• **Your assignment**
Every record must appear in your reply exactly as written.

....

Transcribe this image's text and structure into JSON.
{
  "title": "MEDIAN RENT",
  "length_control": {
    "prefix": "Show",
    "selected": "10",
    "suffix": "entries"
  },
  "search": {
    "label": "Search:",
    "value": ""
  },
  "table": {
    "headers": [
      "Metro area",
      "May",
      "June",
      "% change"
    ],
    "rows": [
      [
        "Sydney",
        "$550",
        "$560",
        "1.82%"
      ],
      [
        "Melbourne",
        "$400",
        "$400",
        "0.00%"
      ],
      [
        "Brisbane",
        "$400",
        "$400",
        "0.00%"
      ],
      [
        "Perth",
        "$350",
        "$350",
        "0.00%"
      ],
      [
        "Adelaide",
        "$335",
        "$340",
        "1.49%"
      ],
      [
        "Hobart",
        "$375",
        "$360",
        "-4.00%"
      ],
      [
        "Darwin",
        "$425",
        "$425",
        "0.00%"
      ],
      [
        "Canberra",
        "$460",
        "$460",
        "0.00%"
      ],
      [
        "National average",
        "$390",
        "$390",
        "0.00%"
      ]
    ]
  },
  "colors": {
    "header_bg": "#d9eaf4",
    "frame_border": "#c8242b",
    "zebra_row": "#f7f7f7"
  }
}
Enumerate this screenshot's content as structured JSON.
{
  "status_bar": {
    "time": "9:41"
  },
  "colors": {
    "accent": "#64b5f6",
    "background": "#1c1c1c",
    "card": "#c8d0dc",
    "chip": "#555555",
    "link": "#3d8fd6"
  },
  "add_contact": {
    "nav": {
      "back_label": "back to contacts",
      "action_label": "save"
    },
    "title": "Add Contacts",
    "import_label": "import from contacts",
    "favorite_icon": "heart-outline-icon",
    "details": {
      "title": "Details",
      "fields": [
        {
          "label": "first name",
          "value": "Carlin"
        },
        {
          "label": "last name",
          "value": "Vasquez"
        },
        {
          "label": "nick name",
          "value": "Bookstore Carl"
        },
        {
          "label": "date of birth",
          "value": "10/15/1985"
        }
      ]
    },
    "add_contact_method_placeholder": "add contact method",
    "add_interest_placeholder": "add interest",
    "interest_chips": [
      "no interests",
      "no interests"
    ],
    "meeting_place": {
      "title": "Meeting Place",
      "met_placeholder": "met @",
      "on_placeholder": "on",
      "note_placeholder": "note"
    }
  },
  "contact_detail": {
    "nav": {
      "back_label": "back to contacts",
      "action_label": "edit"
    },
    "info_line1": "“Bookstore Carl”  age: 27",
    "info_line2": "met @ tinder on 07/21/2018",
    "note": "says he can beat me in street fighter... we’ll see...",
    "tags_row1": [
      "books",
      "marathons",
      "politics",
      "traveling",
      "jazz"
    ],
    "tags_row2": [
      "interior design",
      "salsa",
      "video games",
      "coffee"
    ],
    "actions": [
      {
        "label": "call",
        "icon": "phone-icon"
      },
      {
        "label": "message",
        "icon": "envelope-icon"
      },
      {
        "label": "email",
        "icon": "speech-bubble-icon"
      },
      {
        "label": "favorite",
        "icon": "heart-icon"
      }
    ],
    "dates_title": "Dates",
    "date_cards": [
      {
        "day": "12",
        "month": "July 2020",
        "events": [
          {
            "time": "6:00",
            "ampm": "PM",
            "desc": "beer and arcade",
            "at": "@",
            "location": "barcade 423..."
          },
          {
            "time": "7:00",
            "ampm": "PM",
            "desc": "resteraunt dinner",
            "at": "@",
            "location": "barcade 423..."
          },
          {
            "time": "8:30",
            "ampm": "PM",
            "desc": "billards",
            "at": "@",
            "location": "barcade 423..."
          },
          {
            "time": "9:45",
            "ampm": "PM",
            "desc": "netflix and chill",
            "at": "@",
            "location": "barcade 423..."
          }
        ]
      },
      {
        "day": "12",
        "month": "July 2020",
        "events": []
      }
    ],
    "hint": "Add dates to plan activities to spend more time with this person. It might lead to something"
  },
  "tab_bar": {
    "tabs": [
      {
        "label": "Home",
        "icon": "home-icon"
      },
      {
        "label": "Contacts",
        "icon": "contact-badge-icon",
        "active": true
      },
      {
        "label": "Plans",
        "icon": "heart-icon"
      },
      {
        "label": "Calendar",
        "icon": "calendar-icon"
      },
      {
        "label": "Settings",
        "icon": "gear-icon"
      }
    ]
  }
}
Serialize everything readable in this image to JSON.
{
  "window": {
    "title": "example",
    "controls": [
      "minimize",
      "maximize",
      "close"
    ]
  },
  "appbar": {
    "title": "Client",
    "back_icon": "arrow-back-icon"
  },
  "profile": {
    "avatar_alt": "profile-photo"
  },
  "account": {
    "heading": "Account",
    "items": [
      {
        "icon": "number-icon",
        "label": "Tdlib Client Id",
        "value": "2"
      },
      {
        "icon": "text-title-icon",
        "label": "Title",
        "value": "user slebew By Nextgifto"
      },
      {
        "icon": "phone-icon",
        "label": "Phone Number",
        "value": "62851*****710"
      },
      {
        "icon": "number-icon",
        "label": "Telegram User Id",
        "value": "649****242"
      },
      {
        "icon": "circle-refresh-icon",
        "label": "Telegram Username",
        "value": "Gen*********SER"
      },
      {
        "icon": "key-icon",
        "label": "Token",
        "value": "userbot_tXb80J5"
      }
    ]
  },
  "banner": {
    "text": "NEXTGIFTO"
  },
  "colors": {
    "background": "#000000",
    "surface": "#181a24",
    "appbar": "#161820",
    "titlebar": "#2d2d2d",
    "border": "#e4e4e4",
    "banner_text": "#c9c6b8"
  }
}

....

• **Answer to the problem**
Transcribe this image's text and structure into JSON.
{
  "title": "MEDIAN RENT",
  "length_control": {
    "prefix": "Show",
    "selected": "10",
    "suffix": "entries"
  },
  "search": {
    "label": "Search:",
    "value": ""
  },
  "table": {
    "headers": [
      "Metro area",
      "May",
      "June",
      "% change"
    ],
    "rows": [
      [
        "Sydney",
        "$550",
        "$560",
        "1.82%"
      ],
      [
        "Melbourne",
        "$400",
        "$400",
        "0.00%"
      ],
      [
        "Brisbane",
        "$400",
        "$400",
        "0.00%"
      ],
      [
        "Perth",
        "$350",
        "$350",
        "0.00%"
      ],
      [
        "Adelaide",
        "$335",
        "$340",
        "1.49%"
      ],
      [
        "Hobart",
        "$375",
        "$360",
        "-4.00%"
      ],
      [
        "Darwin",
        "$425",
        "$425",
        "0.00%"
      ],
      [
        "Canberra",
        "$460",
        "$460",
        "0.00%"
      ],
      [
        "National average",
        "$390",
        "$390",
        "0.00%"
      ]
    ]
  },
  "colors": {
    "header_bg": "#d9eaf4",
    "frame_border": "#c8242b",
    "zebra_row": "#f7f7f7"
  }
}
Enumerate this screenshot's content as structured JSON.
{
  "status_bar": {
    "time": "9:41"
  },
  "colors": {
    "accent": "#64b5f6",
    "background": "#1c1c1c",
    "card": "#c8d0dc",
    "chip": "#555555",
    "link": "#3d8fd6"
  },
  "add_contact": {
    "nav": {
      "back_label": "back to contacts",
      "action_label": "save"
    },
    "title": "Add Contacts",
    "import_label": "import from contacts",
    "favorite_icon": "heart-outline-icon",
    "details": {
      "title": "Details",
      "fields": [
        {
          "label": "first name",
          "value": "Carlin"
        },
        {
          "label": "last name",
          "value": "Vasquez"
        },
        {
          "label": "nick name",
          "value": "Bookstore Carl"
        },
        {
          "label": "date of birth",
          "value": "10/15/1985"
        }
      ]
    },
    "add_contact_method_placeholder": "add contact method",
    "add_interest_placeholder": "add interest",
    "interest_chips": [
      "no interests",
      "no interests"
    ],
    "meeting_place": {
      "title": "Meeting Place",
      "met_placeholder": "met @",
      "on_placeholder": "on",
      "note_placeholder": "note"
    }
  },
  "contact_detail": {
    "nav": {
      "back_label": "back to contacts",
      "action_label": "edit"
    },
    "info_line1": "“Bookstore Carl”  age: 27",
    "info_line2": "met @ tinder on 07/21/2018",
    "note": "says he can beat me in street fighter... we’ll see...",
    "tags_row1": [
      "books",
      "marathons",
      "politics",
      "traveling",
      "jazz"
    ],
    "tags_row2": [
      "interior design",
      "salsa",
      "video games",
      "coffee"
    ],
    "actions": [
      {
        "label": "call",
        "icon": "phone-icon"
      },
      {
        "label": "message",
        "icon": "envelope-icon"
      },
      {
        "label": "email",
        "icon": "speech-bubble-icon"
      },
      {
        "label": "favorite",
        "icon": "heart-icon"
      }
    ],
    "dates_title": "Dates",
    "date_cards": [
      {
        "day": "12",
        "month": "July 2020",
        "events": [
          {
            "time": "6:00",
            "ampm": "PM",
            "desc": "beer and arcade",
            "at": "@",
            "location": "barcade 423..."
          },
          {
            "time": "7:00",
            "ampm": "PM",
            "desc": "resteraunt dinner",
            "at": "@",
            "location": "barcade 423..."
          },
          {
            "time": "8:30",
            "ampm": "PM",
            "desc": "billards",
            "at": "@",
            "location": "barcade 423..."
          },
          {
            "time": "9:45",
            "ampm": "PM",
            "desc": "netflix and chill",
            "at": "@",
            "location": "barcade 423..."
          }
        ]
      },
      {
        "day": "12",
        "month": "July 2020",
        "events": []
      }
    ],
    "hint": "Add dates to plan activities to spend more time with this person. It might lead to something"
  },
  "tab_bar": {
    "tabs": [
      {
        "label": "Home",
        "icon": "home-icon"
      },
      {
        "label": "Contacts",
        "icon": "contact-badge-icon",
        "active": true
      },
      {
        "label": "Plans",
        "icon": "heart-icon"
      },
      {
        "label": "Calendar",
        "icon": "calendar-icon"
      },
      {
        "label": "Settings",
        "icon": "gear-icon"
      }
    ]
  }
}
Serialize everything readable in this image to JSON.
{
  "window": {
    "title": "example",
    "controls": [
      "minimize",
      "maximize",
      "close"
    ]
  },
  "appbar": {
    "title": "Client",
    "back_icon": "arrow-back-icon"
  },
  "profile": {
    "avatar_alt": "profile-photo"
  },
  "account": {
    "heading": "Account",
    "items": [
      {
        "icon": "number-icon",
        "label": "Tdlib Client Id",
        "value": "2"
      },
      {
        "icon": "text-title-icon",
        "label": "Title",
        "value": "user slebew By Nextgifto"
      },
      {
        "icon": "phone-icon",
        "label": "Phone Number",
        "value": "62851*****710"
      },
      {
        "icon": "number-icon",
        "label": "Telegram User Id",
        "value": "649****242"
      },
      {
        "icon": "circle-refresh-icon",
        "label": "Telegram Username",
        "value": "Gen*********SER"
      },
      {
        "icon": "key-icon",
        "label": "Token",
        "value": "userbot_tXb80J5"
      }
    ]
  },
  "banner": {
    "text": "NEXTGIFTO"
  },
  "colors": {
    "background": "#000000",
    "surface": "#181a24",
    "appbar": "#161820",
    "titlebar": "#2d2d2d",
    "border": "#e4e4e4",
    "banner_text": "#c9c6b8"
  }
}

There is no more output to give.